Meanwhile, in the 19th and 20th centuries, the exploitation of the Africans in Kenya and elsewhere on the continent went full force ahead with the blessing of the British (and other European tribes) crown and government. There were even books written by some of the “famous” British writers whose propaganda helped quiet the cognitive dissonance that must surely have raged in the minds of the Europeans who continued to live and grow rich on stolen African land.

 

The history of Kenya however began long before the first European arrived in the area in the 1840s. In the 1981 book “Kenya’s Past: An Introduction to Historical Method in Africa”, Thomas Spear writes: “The history of eastern and central Kenya stretches more than two million years from the initial emergence of mankind itself to the present. The archaeological record of mankind in Kenya is the oldest in the world, stretching back some four to five million years to the earliest men and women and their immediate forebears living on the shores of Lake Turkana.”

 

The White colonists/occupiers of African land destroyed and displaced the indigenous African communities in Kenya and occupied the land of well-established African communities which included farmers, fishermen, hunters and ironworkers who supported the economy with agriculture, fishing, metal production and trade with other countries. Mombasa (Kenya’s capital) was the major port city of Kenya in the Middle Ages from where ships left to trade with other countries. In the 16th century, Duarte Barbosa, a Portuguese writer and trader, visited several countries bordering the Indian Ocean and documented his findings in “The Book of Duarte Barbosa: An Account of the Countries Bordering on the Indian Ocean and Their Inhabitants” which was published in 1518. Of his visit to Mombasa, Barbosa wrote: “This is a place of great traffic and has a good harbour in which there are always moored small craft of many kinds and also great ships, both of those which come from Sofala and those which go thither, and others which come from the great kingdom Cambaya and from Melinde and others which sail to the island of Zanzibar.”

 

For centuries, beginning with the slave trade, the British among other European tribes, systematically stigmatized Africa as the ‘dark continent’ in need of enlightenment as they rationalized/justified the theft of natural and human resources.

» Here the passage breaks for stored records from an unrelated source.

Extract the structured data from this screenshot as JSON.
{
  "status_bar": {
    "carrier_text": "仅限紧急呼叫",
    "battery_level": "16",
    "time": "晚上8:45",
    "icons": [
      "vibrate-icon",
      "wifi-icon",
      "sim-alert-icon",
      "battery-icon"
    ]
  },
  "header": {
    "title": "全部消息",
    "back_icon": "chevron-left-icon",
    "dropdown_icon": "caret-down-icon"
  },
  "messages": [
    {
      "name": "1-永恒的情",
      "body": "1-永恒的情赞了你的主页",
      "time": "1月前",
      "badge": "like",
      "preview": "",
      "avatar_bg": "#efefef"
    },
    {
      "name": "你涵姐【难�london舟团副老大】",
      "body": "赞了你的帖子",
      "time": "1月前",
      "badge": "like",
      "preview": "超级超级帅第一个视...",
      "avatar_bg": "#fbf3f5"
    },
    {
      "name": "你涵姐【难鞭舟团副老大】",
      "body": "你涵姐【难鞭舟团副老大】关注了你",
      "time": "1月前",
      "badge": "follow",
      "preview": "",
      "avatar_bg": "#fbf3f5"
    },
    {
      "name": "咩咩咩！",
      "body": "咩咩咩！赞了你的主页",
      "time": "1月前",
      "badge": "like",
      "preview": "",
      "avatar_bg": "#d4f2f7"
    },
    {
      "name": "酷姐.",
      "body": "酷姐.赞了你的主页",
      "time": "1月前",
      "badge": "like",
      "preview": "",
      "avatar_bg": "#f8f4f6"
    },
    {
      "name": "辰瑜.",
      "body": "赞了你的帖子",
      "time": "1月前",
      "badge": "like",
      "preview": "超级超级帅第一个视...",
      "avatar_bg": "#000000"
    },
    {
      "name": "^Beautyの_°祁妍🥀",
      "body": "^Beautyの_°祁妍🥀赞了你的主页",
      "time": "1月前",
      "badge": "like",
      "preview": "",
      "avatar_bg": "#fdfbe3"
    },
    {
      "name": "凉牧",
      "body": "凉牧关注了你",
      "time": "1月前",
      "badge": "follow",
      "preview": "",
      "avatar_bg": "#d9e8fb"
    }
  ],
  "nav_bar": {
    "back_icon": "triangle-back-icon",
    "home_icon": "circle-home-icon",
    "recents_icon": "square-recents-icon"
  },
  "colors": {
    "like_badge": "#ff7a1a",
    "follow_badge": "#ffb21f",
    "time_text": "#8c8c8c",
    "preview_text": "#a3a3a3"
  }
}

The savage brutality of the occupying British forces and the British civilians is well documented and was well hidden (some documents destroyed by the Colonial powers) until the 21st century.

 

Last year a group of elderly Kenyans who had been brutalized by the representatives of the British crown and government successfully brought a lawsuit (to the British High Court) against the British government and won millions of dollars in compensation. Their suit was supported by documents that survived the destruction order (http://rt.com/news/british-colonies-documents-destruction-512/) of the British government.

 

As Kenya recognizes the 50th anniversary of their political independence, some 5,228 victims of the British occupational torture will receive a total of £19.9 million.

 

In June 2013 the British Foreign Secretary William Hague said in the British House of Commons: “I would like to make clear now, and for the first time, on behalf of Her Majesty’s government, that we understand the pain and grievance felt by those who were involved in the events of the emergency in Kenya.

 

“The British government recognizes that Kenyans were subject to torture and other forms of ill-treatment at the hands of the colonial administration. The British government sincerely regrets that these abuses took place and that they marred Kenya’s progress towards independence.”

 

tiakoma@hotmail.com

  • mambolo1 said:

    As usual Abena consistently continues to inform and inspire us about our history. Keep up the good work.

    Tuesday December 17 at 3:00 pm

Leave a Reply

Your email address will not be published.

*

You may use these HTML tags and attributes: <a href="" title=""> <abbr title=""> <acronym title=""> <b> <blockquote cite=""> <cite> <code> <del datetime=""> <em> <i> <q cite=""> <s> <strike> <strong>

Columnists

Archives